→ Try it
How many lines in the listing below hold the word "title"? Answer with the number only.
______________________________
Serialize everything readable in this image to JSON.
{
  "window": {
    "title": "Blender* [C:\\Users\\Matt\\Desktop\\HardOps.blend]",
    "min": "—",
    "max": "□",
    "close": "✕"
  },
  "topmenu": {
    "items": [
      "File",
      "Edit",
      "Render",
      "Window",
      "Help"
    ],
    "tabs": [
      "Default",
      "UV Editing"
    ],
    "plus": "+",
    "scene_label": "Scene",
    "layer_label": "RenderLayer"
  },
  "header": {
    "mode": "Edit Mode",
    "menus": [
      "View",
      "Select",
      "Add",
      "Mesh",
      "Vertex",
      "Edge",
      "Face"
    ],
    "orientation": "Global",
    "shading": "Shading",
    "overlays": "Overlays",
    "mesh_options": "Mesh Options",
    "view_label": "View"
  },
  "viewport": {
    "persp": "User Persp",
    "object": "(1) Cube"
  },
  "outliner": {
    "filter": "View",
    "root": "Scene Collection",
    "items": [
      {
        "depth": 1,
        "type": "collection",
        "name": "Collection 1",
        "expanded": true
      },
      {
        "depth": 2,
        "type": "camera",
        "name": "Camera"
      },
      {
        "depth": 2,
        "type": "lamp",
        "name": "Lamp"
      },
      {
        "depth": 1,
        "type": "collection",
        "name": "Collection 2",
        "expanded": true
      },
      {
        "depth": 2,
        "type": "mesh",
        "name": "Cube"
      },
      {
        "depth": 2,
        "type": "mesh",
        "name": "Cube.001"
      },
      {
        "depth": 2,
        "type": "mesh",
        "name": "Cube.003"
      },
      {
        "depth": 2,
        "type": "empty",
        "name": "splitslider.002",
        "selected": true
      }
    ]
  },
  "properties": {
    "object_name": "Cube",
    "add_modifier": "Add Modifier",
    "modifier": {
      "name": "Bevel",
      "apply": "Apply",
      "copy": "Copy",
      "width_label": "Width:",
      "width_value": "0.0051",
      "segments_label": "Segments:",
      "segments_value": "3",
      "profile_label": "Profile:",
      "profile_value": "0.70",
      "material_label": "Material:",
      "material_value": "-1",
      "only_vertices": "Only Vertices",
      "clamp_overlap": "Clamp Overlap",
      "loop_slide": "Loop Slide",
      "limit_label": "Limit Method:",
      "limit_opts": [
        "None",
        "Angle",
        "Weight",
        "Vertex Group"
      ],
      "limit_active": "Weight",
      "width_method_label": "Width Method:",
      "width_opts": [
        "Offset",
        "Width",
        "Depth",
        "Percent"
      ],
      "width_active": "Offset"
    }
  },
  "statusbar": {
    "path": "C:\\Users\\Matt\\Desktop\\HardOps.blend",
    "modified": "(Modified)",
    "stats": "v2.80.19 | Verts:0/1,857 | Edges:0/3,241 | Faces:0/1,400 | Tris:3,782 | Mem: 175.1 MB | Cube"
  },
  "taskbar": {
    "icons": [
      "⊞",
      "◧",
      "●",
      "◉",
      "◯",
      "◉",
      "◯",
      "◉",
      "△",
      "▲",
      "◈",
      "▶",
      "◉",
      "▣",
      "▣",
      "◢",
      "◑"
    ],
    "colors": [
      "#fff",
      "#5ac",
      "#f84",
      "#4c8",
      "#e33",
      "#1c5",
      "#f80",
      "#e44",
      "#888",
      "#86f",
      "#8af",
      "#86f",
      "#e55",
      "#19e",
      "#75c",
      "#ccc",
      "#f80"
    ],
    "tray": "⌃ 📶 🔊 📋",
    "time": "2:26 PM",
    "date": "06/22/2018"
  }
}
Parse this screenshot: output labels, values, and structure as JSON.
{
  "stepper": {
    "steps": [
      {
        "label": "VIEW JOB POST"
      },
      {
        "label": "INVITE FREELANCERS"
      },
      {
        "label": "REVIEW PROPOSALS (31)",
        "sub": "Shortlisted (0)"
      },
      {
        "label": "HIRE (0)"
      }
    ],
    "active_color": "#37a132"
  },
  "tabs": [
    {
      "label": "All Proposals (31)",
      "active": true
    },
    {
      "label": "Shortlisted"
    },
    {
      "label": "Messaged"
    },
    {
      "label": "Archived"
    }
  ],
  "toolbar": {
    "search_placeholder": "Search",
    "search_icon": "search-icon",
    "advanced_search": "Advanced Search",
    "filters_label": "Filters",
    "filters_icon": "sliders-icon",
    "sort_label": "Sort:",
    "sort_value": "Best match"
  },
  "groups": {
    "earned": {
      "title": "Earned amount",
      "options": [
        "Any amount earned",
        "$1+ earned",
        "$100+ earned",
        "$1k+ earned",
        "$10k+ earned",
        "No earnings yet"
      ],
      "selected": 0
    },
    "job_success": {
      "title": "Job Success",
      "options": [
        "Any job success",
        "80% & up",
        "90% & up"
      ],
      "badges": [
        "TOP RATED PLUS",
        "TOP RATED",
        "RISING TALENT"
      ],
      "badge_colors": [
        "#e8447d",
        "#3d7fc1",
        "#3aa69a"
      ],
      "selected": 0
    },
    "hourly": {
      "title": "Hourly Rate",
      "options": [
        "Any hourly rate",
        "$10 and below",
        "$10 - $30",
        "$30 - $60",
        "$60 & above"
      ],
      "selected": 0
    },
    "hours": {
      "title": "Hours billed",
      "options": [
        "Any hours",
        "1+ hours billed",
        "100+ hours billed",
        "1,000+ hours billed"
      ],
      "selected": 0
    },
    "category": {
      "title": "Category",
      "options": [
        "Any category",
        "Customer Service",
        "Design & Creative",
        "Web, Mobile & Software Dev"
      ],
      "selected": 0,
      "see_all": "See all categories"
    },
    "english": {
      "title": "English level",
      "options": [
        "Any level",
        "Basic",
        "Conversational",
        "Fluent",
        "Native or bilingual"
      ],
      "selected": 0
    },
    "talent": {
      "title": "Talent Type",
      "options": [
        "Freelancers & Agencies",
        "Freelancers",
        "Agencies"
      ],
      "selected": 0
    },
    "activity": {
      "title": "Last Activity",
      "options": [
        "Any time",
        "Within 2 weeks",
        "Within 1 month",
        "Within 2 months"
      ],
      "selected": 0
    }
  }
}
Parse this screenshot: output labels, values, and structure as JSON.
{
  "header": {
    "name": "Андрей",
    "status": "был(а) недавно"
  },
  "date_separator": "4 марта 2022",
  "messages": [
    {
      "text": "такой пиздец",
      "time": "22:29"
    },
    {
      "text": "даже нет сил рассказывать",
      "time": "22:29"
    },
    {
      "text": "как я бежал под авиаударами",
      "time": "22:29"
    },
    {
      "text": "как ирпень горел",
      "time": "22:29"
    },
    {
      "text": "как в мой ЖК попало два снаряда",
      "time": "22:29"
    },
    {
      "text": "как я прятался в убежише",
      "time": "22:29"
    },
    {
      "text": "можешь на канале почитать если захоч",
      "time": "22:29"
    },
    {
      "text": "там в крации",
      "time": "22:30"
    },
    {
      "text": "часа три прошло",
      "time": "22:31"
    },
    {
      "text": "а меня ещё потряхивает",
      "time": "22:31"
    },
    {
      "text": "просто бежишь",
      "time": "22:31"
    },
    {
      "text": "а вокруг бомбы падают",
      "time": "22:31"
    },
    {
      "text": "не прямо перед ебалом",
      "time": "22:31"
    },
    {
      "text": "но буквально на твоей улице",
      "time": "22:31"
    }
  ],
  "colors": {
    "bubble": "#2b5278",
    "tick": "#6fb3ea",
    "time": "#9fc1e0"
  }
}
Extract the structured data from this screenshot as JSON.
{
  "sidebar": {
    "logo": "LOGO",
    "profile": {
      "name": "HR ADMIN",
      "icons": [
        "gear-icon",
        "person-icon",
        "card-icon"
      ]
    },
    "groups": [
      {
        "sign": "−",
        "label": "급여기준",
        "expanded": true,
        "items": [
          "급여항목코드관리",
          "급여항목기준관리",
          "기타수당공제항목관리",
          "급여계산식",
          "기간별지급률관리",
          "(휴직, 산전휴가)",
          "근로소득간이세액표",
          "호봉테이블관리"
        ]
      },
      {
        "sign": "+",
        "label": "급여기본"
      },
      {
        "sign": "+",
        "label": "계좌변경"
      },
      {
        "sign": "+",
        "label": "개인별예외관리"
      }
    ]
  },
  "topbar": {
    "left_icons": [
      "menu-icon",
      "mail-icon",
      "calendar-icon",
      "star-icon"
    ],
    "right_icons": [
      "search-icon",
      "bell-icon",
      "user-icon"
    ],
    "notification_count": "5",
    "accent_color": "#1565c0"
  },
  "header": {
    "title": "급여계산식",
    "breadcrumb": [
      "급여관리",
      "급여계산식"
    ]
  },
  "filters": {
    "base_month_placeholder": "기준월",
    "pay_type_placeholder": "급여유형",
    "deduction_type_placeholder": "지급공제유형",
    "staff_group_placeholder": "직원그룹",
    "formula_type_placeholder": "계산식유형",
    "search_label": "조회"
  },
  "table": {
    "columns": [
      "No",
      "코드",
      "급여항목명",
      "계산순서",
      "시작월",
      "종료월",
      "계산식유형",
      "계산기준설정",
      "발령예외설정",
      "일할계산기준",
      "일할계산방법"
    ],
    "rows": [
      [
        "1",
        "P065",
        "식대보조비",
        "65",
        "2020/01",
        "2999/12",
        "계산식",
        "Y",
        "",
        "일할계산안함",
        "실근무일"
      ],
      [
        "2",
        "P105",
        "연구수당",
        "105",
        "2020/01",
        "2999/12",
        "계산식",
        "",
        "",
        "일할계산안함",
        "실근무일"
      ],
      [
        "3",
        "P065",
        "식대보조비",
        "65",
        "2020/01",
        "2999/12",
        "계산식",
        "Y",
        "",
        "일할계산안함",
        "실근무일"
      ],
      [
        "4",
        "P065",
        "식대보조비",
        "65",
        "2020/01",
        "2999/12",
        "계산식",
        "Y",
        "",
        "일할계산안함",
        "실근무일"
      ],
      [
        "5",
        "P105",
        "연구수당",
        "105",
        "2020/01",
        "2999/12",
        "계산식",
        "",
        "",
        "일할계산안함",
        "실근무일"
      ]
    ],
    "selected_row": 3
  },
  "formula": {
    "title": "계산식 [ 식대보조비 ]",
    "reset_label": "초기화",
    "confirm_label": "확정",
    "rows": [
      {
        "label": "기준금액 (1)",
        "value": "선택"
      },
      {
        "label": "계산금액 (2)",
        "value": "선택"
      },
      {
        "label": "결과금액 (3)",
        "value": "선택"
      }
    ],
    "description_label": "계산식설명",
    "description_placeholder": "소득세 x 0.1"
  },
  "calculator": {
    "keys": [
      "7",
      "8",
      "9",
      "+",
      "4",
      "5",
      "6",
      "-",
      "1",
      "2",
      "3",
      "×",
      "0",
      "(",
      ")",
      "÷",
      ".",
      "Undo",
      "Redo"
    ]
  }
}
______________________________
→ Answer space
11